South Africa’s engineering bargaining council (MEIBC), says pictures of striking metalworking employees carrying tyres were ‘not very helpful’ as the country starts to recover from the near five-week walkout.
Hundreds of thousands of workers walked out more than a month ago in support of a three-year wage claim, with the massive industrial dispute forcing automakers to idle or severely curtail operations.
Pictures were carried in South Africa of one striker brandishing a tyre – a hugely potent symbol in the country where they were often used to extremely violent effect in the days of apartheid and social conflict.
There is no suggestion any tyres were used but the strike was bedevilled by claims of violence – a situation condemned by both employers and the National Union of Metalworkers of South Africa (NUMSA).
“It [carrying tyres] can not be very helpful,” South African Metal and Engineering Industry Bargaining Council (MEIBC), general secretary, Thulani Mthiyane, told just-auto from Johannesburg.
“The issue of violence has been reported in South Africa and abroad.

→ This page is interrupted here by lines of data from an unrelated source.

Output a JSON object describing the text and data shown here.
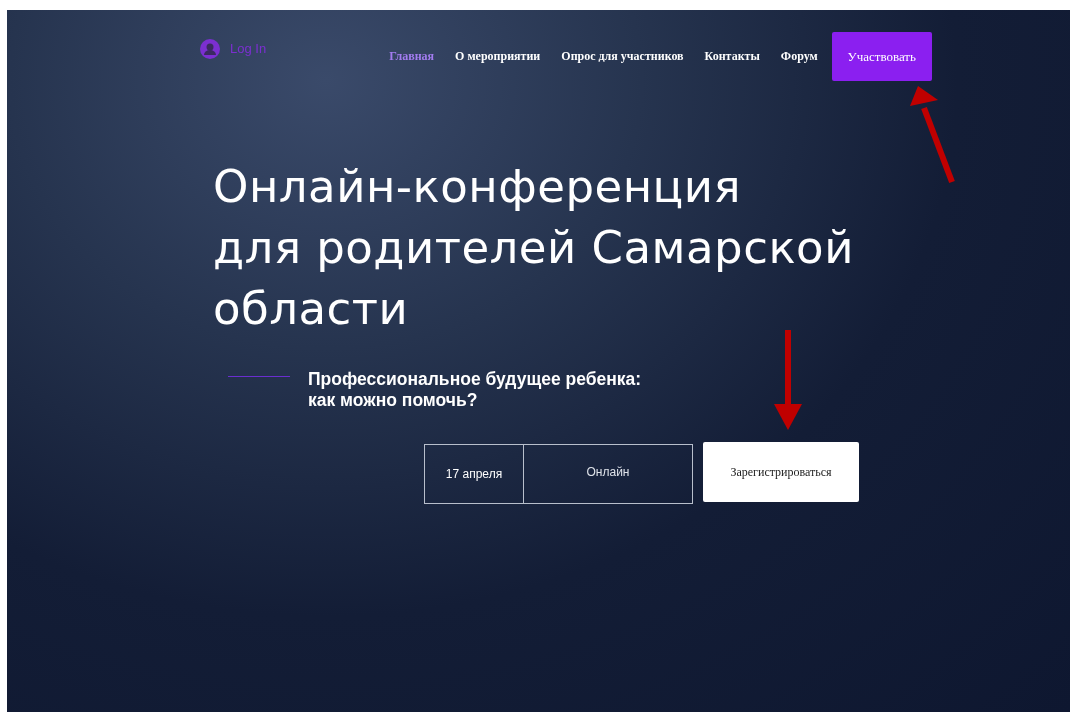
{
  "header": {
    "login": "Log In",
    "nav": [
      {
        "label": "Главная",
        "selected": true
      },
      {
        "label": "О мероприятии",
        "selected": false
      },
      {
        "label": "Опрос для участников",
        "selected": false
      },
      {
        "label": "Контакты",
        "selected": false
      },
      {
        "label": "Форум",
        "selected": false
      }
    ],
    "cta": "Участвовать"
  },
  "hero": {
    "title_lines": [
      "Онлайн-конференция",
      "для родителей Самарской",
      "области"
    ],
    "subtitle_lines": [
      "Профессиональное будущее ребенка:",
      "как можно помочь?"
    ],
    "date": "17 апреля",
    "format": "Онлайн",
    "register": "Зарегистрироваться"
  }
}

We were also concerned about those reports.
“If the strike becomes violent – people must conduct strikes peacefully.”
Around 220,000 NUMSA workers were due to return to work this week, but many tens of thousands may still remain locked out as the National Employers Association of South Africa (NEASA), is refusing to ratify a deal to end the dispute, which would see a 10% wage increase per year until 2016.
NEASA has asked its members – numbering around 3,000 – to refuse entry to employees previously on strike while it presses its demands for an 8% wage rise.

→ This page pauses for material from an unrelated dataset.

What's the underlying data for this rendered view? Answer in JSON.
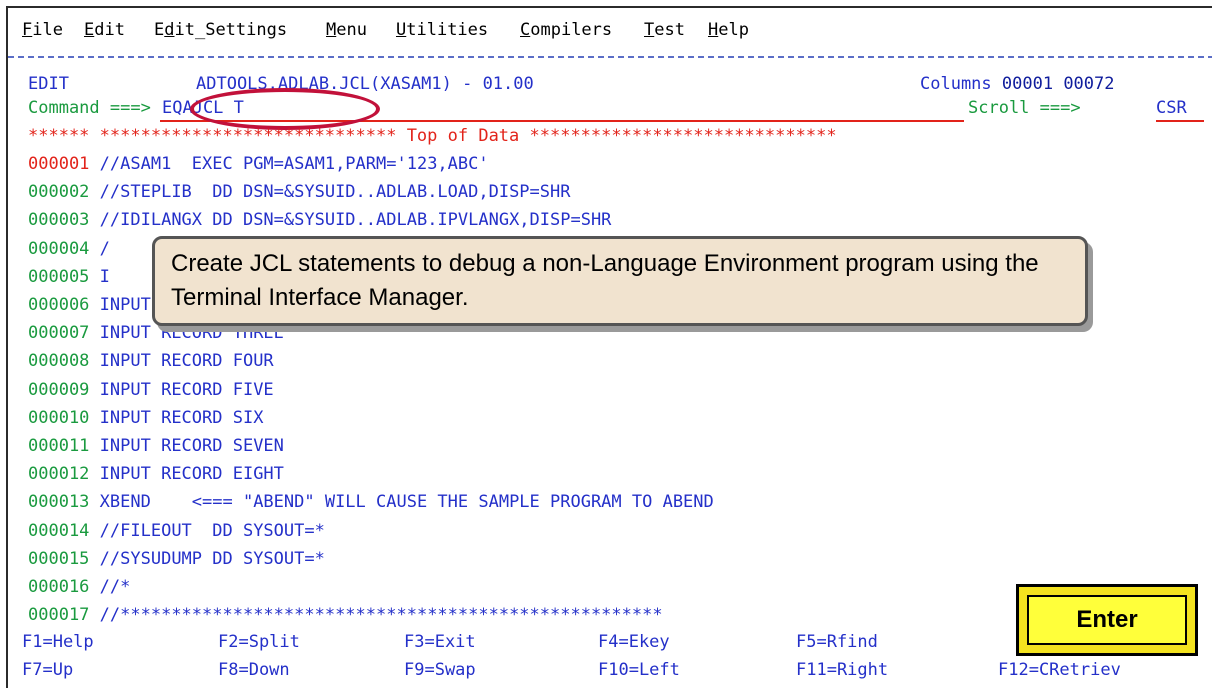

The settlement proposal now goes to South Africa Labour Minister, Mildred Oliphant, to gazette or approve the deal, but NEASA insists it is not a signatory to the agreement.
However, should the Minister agree the increase, NEASA says it will go to Court.
“If she [Oliphant], notwithstanding NEASA’s submissions to her, goes ahead and extend [s] the agreement, NEASA will institute review proceedings in the Labour Court to have it set aside, similar to what NEASA has done with the 2011-14 Metal Industry Agreement,” said a statement from the employer association.